Having passed the government’s mining audit recently, INC has also vowed to provide livelihood, education and infrastructure support, and meet other immediate needs of its host and neighboring communities.
But Marco Galang, a forest soils and hydrology professor at the University of the Philippines Los Baños, says he has reservations: Are the benefits “provided to the impacted communities enough to mask the overall impact — which could be long term — to the environment?”
Conservation scientist Michelle Kalamandeen, a postdoctoral fellow at Canada’s McMaster University, describes open-cast nickel mining as “an intensive process which significantly impacts intact forests, oftentimes done through clear-cutting of the trees and removal of the fertile topsoil.” This, she says, “can lead to biodiversity loss, erosion and even contamination of ground water from tailing run-offs” — impacts that can become even greater as climate change brings ever more destructive storms that threaten the stability of tailing ponds that store mine waste.
When left unmonitored, Galang says, mining operations can induce heavy sedimentation and chemical contamination, with grave and far-reaching repercussions from riverine down to marine ecosystems that support communities.
Mitigation and reforestation measures can be of some help. But simply replanting mined-out areas doesn’t automatically return them to their original state, one in which biodiversity thrives and that’s resilient to environmental changes, says Neil Aldrin Mallari, chief scientist at the nonprofit Center for Conservation Innovations Ph Inc. “If we can restore as fast as we can destroy the forest, mining is fine. But it isn’t what’s happening,” he tells Mongabay. “For nature to heal itself, it takes generations.”
“I grew up here where agriculture has enriched the town,” says farmer Job Lagrada. The municipality of Brooke’s Point is one of the most agriculturally productive in Palawan, with coconut its leading product.
Lagrada says the presence of banks, malls, coconut processing and exporting businesses in Brooke’s Point signifies it’s doing well even without mining.

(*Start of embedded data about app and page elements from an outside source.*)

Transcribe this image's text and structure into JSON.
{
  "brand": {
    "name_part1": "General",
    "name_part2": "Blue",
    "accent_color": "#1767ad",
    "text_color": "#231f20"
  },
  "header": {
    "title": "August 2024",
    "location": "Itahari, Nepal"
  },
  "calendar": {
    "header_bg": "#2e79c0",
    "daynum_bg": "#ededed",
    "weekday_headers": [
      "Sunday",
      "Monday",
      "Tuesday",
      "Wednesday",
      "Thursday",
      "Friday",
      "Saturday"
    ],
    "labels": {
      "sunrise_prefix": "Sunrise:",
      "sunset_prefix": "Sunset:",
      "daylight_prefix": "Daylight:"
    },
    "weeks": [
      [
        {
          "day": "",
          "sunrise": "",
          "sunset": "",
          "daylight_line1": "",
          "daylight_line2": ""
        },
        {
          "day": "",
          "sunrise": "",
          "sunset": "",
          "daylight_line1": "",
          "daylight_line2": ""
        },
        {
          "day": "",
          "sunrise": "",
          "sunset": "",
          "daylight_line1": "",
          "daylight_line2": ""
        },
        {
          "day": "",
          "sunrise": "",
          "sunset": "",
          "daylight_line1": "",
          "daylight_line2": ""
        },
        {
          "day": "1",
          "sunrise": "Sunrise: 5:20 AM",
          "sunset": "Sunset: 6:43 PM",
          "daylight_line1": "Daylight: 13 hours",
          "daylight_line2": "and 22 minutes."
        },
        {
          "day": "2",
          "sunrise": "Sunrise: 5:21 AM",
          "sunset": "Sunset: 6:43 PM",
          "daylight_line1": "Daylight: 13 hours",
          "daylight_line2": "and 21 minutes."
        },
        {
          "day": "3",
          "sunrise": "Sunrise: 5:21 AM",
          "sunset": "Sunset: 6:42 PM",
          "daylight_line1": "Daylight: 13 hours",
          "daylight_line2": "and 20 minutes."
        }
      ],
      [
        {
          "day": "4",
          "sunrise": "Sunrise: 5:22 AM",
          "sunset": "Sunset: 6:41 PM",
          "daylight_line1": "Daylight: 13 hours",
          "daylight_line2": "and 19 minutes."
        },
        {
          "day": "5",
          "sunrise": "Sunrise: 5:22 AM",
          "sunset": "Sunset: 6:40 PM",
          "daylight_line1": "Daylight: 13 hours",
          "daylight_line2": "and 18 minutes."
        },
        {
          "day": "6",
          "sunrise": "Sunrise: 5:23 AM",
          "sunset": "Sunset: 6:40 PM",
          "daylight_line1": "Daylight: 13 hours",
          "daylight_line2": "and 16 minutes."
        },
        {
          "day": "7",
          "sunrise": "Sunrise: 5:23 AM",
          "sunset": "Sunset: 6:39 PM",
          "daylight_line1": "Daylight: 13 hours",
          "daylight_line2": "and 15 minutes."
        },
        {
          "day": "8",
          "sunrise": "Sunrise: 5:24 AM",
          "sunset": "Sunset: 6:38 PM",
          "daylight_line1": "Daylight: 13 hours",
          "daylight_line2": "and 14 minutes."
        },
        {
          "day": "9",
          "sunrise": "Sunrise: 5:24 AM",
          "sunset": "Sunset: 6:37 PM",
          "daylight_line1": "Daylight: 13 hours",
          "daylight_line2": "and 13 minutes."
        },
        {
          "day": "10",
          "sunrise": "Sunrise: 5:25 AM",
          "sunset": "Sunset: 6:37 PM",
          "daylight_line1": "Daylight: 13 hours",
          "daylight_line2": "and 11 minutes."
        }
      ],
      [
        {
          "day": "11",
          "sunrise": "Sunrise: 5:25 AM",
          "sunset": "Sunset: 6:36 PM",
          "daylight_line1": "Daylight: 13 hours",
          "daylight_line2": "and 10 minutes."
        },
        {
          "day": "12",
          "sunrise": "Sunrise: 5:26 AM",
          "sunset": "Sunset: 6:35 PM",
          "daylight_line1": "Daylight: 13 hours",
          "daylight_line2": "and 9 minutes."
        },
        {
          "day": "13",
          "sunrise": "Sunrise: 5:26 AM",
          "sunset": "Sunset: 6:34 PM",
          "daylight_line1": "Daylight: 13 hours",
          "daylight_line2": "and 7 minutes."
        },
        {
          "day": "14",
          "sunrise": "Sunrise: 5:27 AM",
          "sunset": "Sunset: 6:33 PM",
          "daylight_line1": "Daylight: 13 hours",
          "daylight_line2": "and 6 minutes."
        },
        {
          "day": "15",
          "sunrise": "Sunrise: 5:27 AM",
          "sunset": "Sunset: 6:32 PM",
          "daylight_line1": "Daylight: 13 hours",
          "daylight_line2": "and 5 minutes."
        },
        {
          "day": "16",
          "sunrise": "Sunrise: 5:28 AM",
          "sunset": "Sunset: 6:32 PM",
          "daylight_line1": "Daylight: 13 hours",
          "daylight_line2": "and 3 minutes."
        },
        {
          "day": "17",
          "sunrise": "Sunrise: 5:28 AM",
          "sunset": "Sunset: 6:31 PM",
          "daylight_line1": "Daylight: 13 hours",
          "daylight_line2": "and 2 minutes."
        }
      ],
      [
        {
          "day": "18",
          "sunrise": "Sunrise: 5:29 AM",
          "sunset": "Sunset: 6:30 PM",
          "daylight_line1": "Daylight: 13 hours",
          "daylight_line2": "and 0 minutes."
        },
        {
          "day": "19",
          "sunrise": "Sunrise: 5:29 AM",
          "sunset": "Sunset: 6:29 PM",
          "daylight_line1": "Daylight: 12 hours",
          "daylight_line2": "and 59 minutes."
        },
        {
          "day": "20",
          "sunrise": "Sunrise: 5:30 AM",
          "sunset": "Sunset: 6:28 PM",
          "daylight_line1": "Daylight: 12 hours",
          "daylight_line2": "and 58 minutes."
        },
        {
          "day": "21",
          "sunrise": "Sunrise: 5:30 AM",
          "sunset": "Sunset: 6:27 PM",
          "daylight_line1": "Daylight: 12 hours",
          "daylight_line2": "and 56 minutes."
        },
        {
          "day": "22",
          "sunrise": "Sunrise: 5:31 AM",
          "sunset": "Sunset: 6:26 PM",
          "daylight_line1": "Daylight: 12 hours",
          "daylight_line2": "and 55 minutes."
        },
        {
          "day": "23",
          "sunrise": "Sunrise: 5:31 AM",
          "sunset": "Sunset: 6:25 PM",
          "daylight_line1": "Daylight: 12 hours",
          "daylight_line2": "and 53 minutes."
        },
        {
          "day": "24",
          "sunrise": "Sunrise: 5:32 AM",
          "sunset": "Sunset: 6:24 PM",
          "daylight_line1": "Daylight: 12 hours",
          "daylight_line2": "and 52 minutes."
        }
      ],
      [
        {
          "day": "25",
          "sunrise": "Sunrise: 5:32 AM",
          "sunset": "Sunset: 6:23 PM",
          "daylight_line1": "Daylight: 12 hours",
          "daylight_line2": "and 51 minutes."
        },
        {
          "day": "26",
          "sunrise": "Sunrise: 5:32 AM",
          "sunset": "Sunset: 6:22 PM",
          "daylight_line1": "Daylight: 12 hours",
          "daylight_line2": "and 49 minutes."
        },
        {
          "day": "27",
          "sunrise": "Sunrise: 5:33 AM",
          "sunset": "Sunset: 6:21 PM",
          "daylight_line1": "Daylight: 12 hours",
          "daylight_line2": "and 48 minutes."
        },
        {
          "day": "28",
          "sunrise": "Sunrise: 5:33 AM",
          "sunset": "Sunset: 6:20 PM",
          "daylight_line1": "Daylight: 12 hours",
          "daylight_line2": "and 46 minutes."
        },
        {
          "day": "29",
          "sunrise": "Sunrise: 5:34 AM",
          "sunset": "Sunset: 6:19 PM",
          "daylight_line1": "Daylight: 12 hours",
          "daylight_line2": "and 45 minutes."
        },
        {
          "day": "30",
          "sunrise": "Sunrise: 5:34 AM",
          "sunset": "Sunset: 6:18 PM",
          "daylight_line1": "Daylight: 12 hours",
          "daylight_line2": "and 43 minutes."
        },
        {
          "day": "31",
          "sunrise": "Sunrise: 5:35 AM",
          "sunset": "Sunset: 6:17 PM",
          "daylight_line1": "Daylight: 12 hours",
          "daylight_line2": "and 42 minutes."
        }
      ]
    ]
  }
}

When INC renewed its annual permit with the municipal government in January 2022, Lagrada was among a group of residents from four directly impacted villages who staged a protest in front of the company’s gate. Lagrada, also a pastor, likened the Mantalingahan’s nickel reserves to the forbidden fruit in the Biblical Garden of Eden. “God put it there not for us to consume, but for our attitude to be tested,” he says. “When extracted, that’s when everyone’s suffering comes.”

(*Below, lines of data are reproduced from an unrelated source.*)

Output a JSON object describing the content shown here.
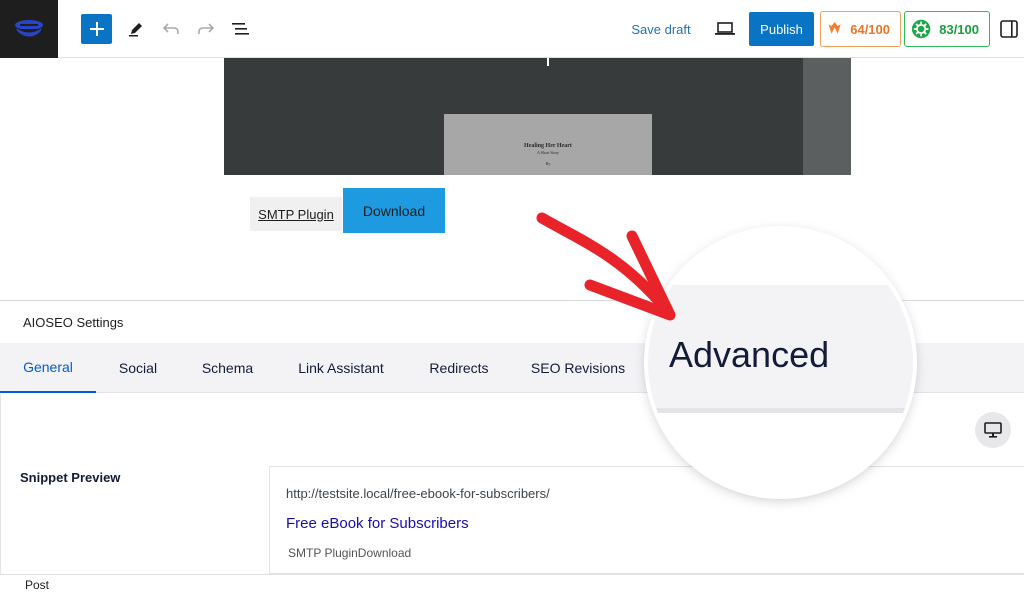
{
  "toolbar": {
    "save_draft": "Save draft",
    "publish": "Publish",
    "score_monsterinsights": "64/100",
    "score_seo": "83/100"
  },
  "canvas": {
    "book_title": "Healing Her Heart",
    "book_subtitle": "A Short Story",
    "book_author": "By",
    "smtp_link": "SMTP Plugin",
    "download_button": "Download"
  },
  "aioseo": {
    "title": "AIOSEO Settings",
    "tabs": [
      "General",
      "Social",
      "Schema",
      "Link Assistant",
      "Redirects",
      "SEO Revisions"
    ],
    "active_tab": "General",
    "snippet_label": "Snippet Preview",
    "snippet": {
      "url": "http://testsite.local/free-ebook-for-subscribers/",
      "title": "Free eBook for Subscribers",
      "description": "SMTP PluginDownload"
    }
  },
  "magnifier": {
    "label": "Advanced"
  },
  "footer": {
    "breadcrumb": "Post"
  },
  "colors": {
    "accent": "#0a74c4",
    "aioseo_active": "#005ae0",
    "arrow": "#e8232a",
    "score_orange": "#e8752a",
    "score_green": "#1a9e3d"
  },
  "icons": [
    "wordpress-logo-icon",
    "plus-icon",
    "pencil-icon",
    "undo-icon",
    "redo-icon",
    "list-view-icon",
    "laptop-icon",
    "monsterinsights-icon",
    "aioseo-gear-icon",
    "sidebar-toggle-icon",
    "desktop-monitor-icon"
  ]
}
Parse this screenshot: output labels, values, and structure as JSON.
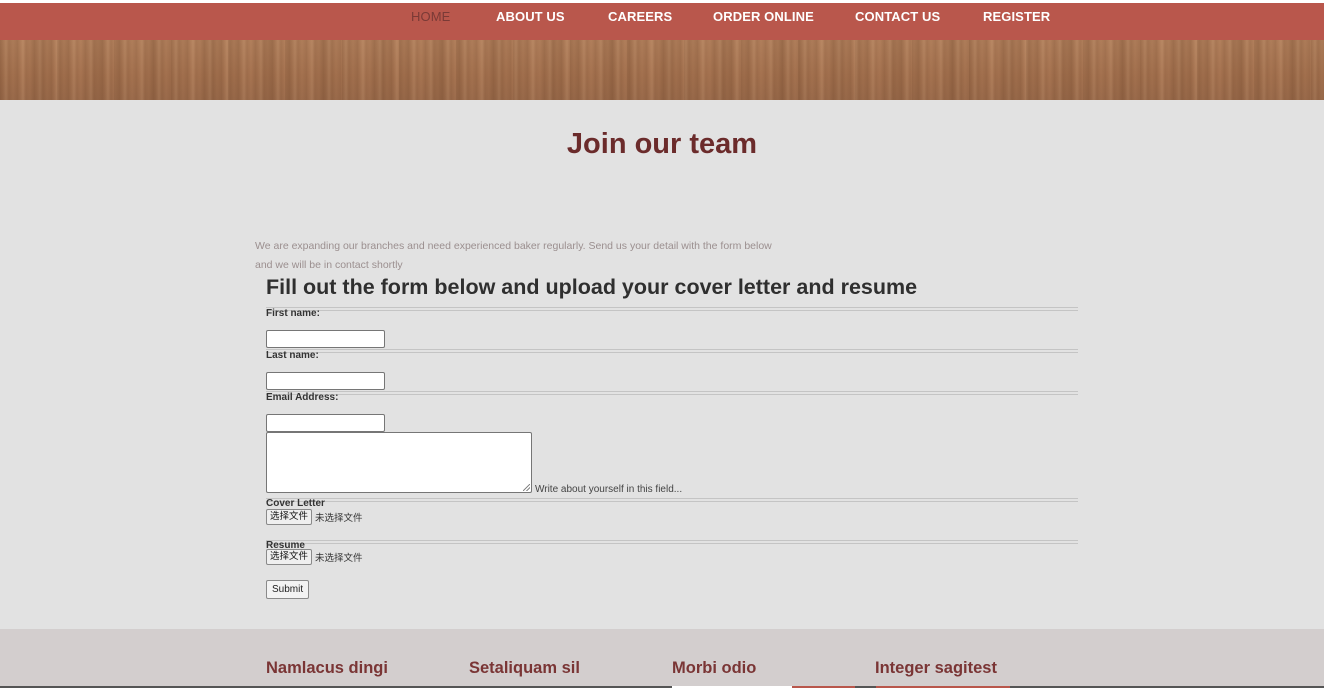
{
  "nav": {
    "items": [
      {
        "label": "HOME",
        "active": true
      },
      {
        "label": "ABOUT US",
        "active": false
      },
      {
        "label": "CAREERS",
        "active": false
      },
      {
        "label": "ORDER ONLINE",
        "active": false
      },
      {
        "label": "CONTACT US",
        "active": false
      },
      {
        "label": "REGISTER",
        "active": false
      }
    ]
  },
  "page": {
    "title": "Join our team",
    "intro_line1": "We are expanding our branches and need experienced baker regularly. Send us your detail with the form below",
    "intro_line2": "and we will be in contact shortly"
  },
  "form": {
    "heading": "Fill out the form below and upload your cover letter and resume",
    "first_name_label": "First name:",
    "first_name_value": "",
    "last_name_label": "Last name:",
    "last_name_value": "",
    "email_label": "Email Address:",
    "email_value": "",
    "about_value": "",
    "about_hint": "Write about yourself in this field...",
    "cover_letter_label": "Cover Letter",
    "resume_label": "Resume",
    "file_button_label": "选择文件",
    "no_file_text": "未选择文件",
    "submit_label": "Submit"
  },
  "footer": {
    "columns": [
      "Namlacus dingi",
      "Setaliquam sil",
      "Morbi odio",
      "Integer sagitest"
    ]
  },
  "colors": {
    "nav_bar": "#b9574c",
    "title": "#6b2b2b",
    "footer_title": "#7a3535"
  }
}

Pedring Sagad, an Indigenous Pala’wan tribal chieftain, says the destructive landslides and flash floods that occurred during the recent monsoon season were omens from the tau’t kekeywan, or the forest spirit, revered by more than 12,000 Pala’wan people who dwell in and depend on Mantalingahan for sustenance. “The invisible beings know the company’s plan to destroy the mountain and it’s how they expressed their rage,” he says. “If they continue with flattening the mountain, not only those disasters we would experience.”
As for Feliciano — who during her suspension has revived her work as a lawyer, visiting villages to explain the costs of mining — she says her faith in God keeps her going. “I know He is just and no one can bribe Him — He created these things I am trying to protect and defend.”
Banner image of Mary Jean Feliciano courtesy of Mary Jean Feliciano via Facebook.
FEEDBACK: Use this form to send a message to the author of this post. If you want to post a public comment, you can do that at the bottom of the page.